*TASK OBJECTIVE*
If a line holds the word "background", copy it from the entries.

(Collected data)

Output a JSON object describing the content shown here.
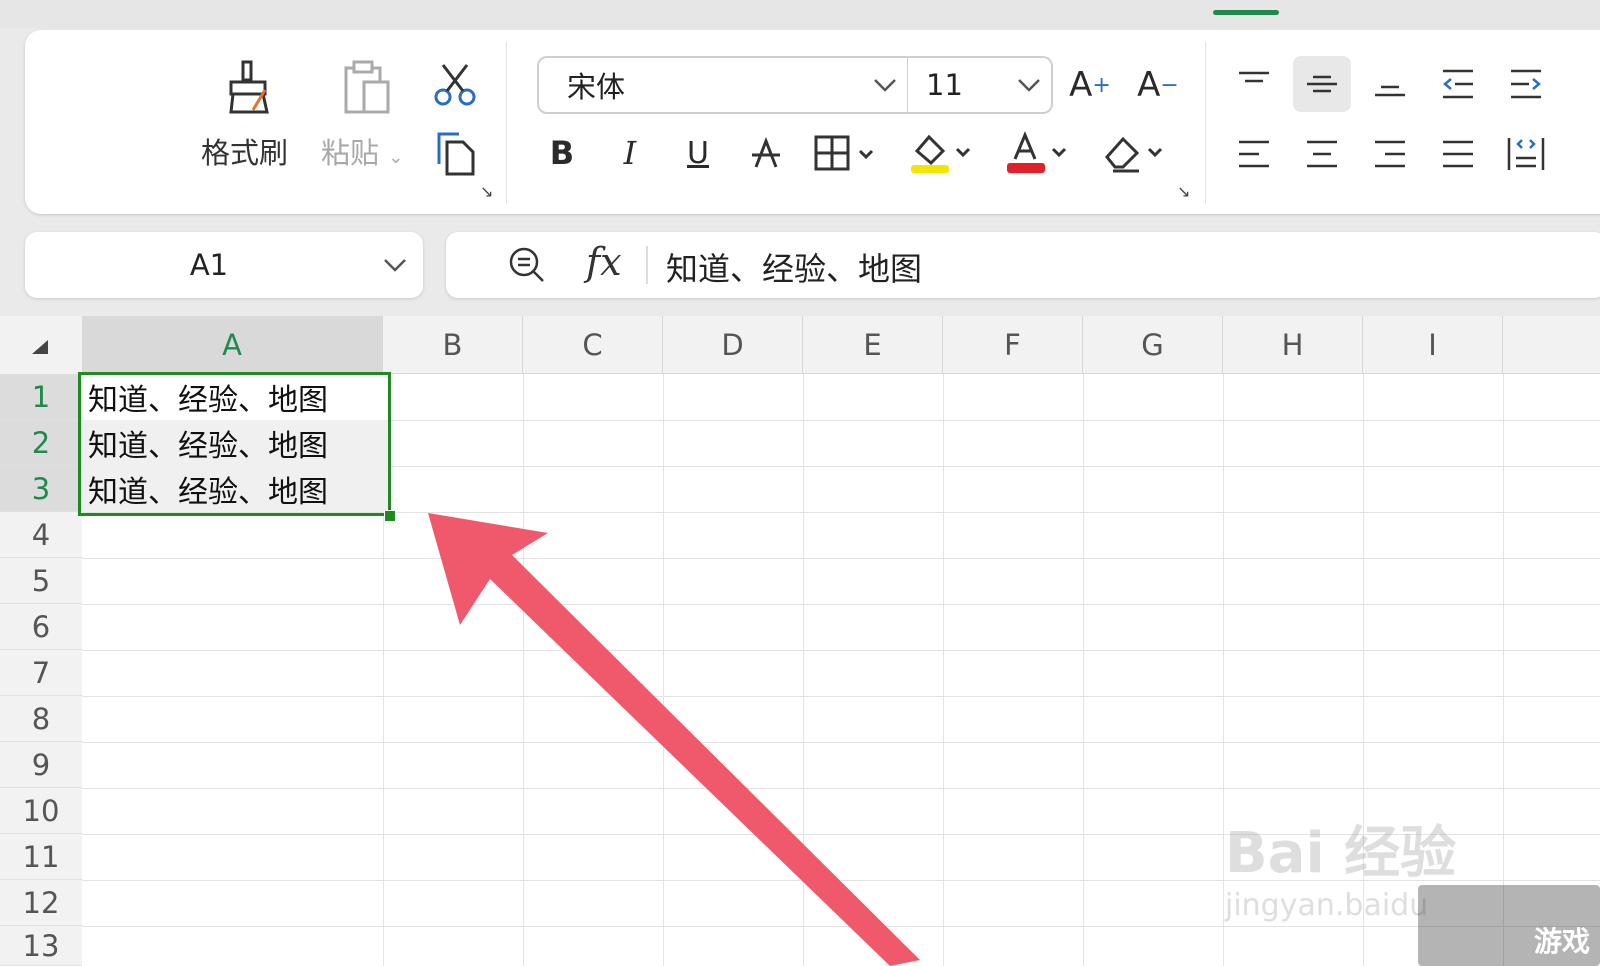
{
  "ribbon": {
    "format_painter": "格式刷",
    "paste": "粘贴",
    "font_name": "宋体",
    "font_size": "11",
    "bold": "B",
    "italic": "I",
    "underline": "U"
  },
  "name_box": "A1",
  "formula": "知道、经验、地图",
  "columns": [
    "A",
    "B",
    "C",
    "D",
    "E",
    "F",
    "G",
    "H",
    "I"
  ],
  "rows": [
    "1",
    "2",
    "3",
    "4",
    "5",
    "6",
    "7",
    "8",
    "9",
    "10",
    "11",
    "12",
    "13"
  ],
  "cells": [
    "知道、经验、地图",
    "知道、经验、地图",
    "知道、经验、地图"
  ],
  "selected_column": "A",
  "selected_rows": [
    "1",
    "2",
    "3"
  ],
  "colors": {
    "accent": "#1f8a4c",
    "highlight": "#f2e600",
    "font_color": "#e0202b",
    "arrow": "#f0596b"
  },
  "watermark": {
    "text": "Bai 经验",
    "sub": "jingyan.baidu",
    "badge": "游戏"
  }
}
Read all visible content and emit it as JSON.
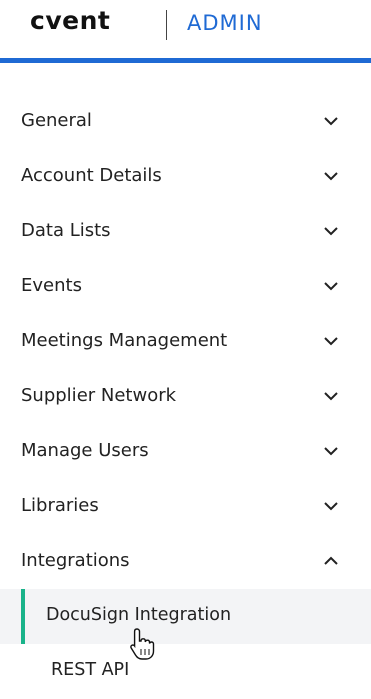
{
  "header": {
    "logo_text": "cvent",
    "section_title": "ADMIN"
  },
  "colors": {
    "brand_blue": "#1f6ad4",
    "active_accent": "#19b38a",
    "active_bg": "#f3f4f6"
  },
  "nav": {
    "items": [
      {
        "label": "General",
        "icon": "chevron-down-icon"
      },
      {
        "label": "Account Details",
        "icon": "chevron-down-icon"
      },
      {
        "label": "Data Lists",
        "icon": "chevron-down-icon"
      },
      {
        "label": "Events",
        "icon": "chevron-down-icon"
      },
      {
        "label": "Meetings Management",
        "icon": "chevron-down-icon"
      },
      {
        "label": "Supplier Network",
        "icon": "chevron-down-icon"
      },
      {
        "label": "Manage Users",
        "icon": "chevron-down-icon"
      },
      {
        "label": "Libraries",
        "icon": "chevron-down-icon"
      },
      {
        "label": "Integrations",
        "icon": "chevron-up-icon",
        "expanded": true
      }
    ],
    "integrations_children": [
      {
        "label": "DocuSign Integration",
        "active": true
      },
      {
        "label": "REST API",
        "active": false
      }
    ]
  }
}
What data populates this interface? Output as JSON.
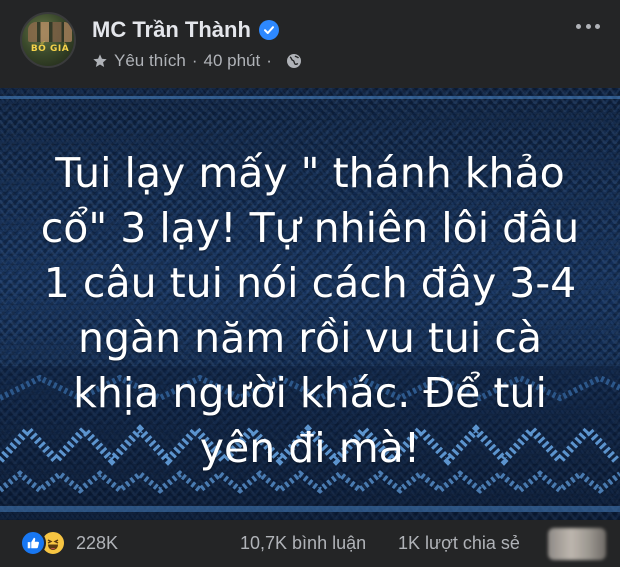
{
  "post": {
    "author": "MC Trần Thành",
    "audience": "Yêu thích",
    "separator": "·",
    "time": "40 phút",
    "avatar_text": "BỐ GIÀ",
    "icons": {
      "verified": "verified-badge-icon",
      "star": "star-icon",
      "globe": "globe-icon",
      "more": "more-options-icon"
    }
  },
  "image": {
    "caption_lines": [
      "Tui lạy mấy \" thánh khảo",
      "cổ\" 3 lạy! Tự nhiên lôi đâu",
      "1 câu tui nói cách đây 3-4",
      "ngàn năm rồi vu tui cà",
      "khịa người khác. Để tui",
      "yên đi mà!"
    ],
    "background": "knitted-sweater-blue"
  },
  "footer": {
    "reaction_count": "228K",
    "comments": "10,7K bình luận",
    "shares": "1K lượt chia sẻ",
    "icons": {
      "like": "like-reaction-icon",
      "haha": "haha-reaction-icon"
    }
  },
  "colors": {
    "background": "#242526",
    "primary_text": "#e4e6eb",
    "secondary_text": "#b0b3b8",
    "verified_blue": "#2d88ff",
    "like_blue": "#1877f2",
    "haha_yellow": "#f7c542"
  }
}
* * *
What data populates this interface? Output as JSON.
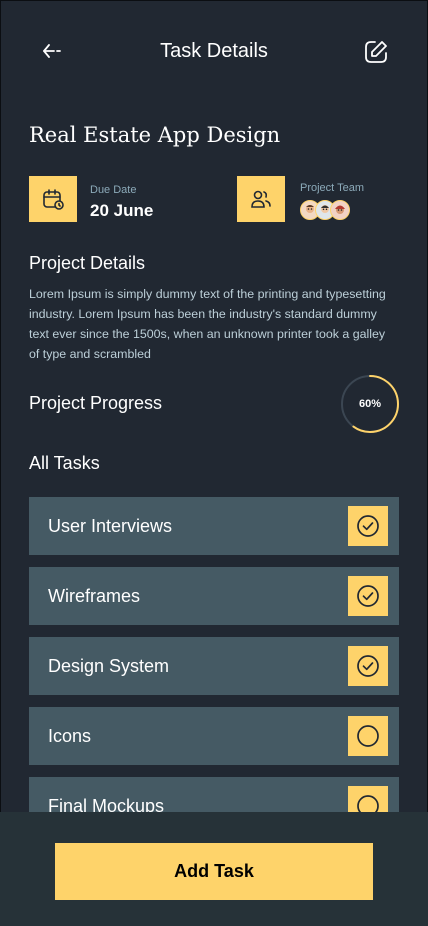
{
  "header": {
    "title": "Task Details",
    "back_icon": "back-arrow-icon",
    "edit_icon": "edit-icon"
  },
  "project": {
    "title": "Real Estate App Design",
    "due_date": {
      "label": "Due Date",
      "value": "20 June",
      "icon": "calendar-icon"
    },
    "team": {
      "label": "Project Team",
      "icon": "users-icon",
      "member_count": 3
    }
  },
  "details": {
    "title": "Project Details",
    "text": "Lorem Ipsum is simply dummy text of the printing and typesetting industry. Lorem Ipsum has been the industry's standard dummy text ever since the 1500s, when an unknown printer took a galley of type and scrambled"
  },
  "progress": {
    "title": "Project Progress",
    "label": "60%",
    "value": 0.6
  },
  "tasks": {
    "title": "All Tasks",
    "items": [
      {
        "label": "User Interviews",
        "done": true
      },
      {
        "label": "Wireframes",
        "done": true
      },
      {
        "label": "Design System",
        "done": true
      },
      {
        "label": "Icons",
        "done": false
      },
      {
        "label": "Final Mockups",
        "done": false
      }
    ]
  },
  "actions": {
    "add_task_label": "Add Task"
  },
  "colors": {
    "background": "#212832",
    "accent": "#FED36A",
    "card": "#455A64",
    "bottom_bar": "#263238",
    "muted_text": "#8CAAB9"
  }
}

*RESULT OF THE TASK*
    "background": "knitted-sweater-blue"
    "background": "#242526",
    "background": "#212832",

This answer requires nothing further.